Dr Tiffany Webster is the Service Manager of the Autism Information and Advice service, which covers the county of Derbyshire. They provide a holistic service for individuals living with autism, as well as parents, carers, professionals, friends and relatives who support them. As they are based at Citizens’ Advice Mid Mercia they provide advice on all aspects of a person’s life including housing, neighbours, benefits, finances. They have delivered Autism Awareness Training to 300 people working in relevant organisations in 2020, covering issues such as the Autism Act changes due to come into force this year. We discussed how services and organisations are predominately ‘neuro typical’ and how important it was for service providers to become more autism aware. Key issues include the use of language, auditing facilities and space, and amending policies and procedures. However, it was agreed that the priority should be to respond to what each person with autism wants and requires and to recognise that every person had different needs. We also considered the portrayal of people with autism in popular culture and how there has been a movement towards better understanding and inclusion. Nevertheless, those living with autism are still incorrectly categorised as if they have other more commonly recognised learning difficulties, special educational needs and mental health conditions. We also discussed the importance of preventing a repeat of the shutdown of the respite and care services that people living with autism rely on.

Full interview here.

Interview with Dr. Tiffany Webster, 3 December 2020

Throughout the day we acknowledged the 25th anniversary of the Disability Discrimination Act, which put into law measures to combat the widespread discrimination experienced by disabled people, such as the requirement to make reasonable adjustments by making a building wheelchair accessible so a physically disabled person could visit, work or live there. However, although the DDA has been replaced by more comprehensive laws by the Equality Act 2010, many of the rights that disabled people were fighting for remain elusive. Indeed, in some cases, they have regressed due to the austerity measures introduced by the Coalition and Conservative governments since 2010; these drastically reduced many of the services that disabled people rely on to live independently and with dignity (such as the abolition of the Independent Living Fund and the changes in social welfare including replacing Disability Living Allowance with Personal Independence Payments). These are issues we will follow up on in future WRC events as we consider whether inclusion is an illusion– stay tuned!

Welcome

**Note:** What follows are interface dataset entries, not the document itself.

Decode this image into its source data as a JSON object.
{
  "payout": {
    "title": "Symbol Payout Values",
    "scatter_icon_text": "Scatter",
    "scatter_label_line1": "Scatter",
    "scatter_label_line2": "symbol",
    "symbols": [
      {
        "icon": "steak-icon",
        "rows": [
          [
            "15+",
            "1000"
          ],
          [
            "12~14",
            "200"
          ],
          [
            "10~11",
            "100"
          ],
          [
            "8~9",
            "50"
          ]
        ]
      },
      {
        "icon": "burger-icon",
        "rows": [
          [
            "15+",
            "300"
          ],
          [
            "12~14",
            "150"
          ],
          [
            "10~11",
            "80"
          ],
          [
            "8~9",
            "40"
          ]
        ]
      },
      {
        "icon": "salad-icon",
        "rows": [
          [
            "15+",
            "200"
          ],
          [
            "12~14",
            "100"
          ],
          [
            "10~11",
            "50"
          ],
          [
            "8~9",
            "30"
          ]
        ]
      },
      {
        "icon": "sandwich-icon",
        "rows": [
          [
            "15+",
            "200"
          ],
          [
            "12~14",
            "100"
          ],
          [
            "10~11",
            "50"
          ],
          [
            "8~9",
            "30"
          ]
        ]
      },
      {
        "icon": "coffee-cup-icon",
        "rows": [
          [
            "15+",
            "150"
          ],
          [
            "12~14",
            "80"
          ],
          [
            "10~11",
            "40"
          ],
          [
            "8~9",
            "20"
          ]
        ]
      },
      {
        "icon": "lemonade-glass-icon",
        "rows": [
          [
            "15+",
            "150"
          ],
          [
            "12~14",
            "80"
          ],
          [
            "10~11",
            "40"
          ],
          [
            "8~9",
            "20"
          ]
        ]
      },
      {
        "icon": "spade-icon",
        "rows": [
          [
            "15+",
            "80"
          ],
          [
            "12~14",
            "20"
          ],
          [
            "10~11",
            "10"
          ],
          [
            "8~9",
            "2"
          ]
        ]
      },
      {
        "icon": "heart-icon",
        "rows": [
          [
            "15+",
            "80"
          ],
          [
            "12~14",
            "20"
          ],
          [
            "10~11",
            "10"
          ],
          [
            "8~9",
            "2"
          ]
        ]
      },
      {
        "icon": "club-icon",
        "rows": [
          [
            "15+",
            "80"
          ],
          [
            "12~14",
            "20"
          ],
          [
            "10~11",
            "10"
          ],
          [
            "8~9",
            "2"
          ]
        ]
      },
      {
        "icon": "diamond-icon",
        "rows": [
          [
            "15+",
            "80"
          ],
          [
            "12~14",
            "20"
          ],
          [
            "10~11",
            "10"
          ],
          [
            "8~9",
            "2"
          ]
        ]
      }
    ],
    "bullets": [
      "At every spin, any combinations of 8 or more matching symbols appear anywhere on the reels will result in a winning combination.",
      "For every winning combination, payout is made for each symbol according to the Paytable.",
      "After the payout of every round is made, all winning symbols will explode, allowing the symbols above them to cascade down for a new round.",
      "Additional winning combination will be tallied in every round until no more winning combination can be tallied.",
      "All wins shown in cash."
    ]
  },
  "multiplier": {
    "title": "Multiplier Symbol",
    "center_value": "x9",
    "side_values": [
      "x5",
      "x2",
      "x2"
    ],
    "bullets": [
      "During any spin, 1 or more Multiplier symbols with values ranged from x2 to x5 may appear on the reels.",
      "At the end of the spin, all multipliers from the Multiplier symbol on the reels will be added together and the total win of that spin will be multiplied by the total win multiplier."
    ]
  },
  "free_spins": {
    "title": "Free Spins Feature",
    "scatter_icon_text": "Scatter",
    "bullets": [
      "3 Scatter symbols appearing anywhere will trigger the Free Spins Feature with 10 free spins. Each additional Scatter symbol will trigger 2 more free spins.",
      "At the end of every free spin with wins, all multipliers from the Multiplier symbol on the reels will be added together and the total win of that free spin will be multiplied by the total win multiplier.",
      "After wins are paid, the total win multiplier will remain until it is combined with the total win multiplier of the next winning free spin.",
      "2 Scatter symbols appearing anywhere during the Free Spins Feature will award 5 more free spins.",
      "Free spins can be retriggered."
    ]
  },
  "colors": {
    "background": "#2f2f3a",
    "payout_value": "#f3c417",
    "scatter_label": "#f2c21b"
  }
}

Welcome to the Women’s Research Centre’s website! By creating the site we aim to bring together researchers, activists, practitioners or anyone who is really passionate about an issue affecting women. We aim to do this via research, projects, events, blogs or any other way to document women’s lives. We are primarily focused on issues that impact women, but are also keen to work with our allies from other minority identity groups. The WRC is interested in working with people from a variety of backgrounds, so if there is a topic you want to highlight please do get in touch.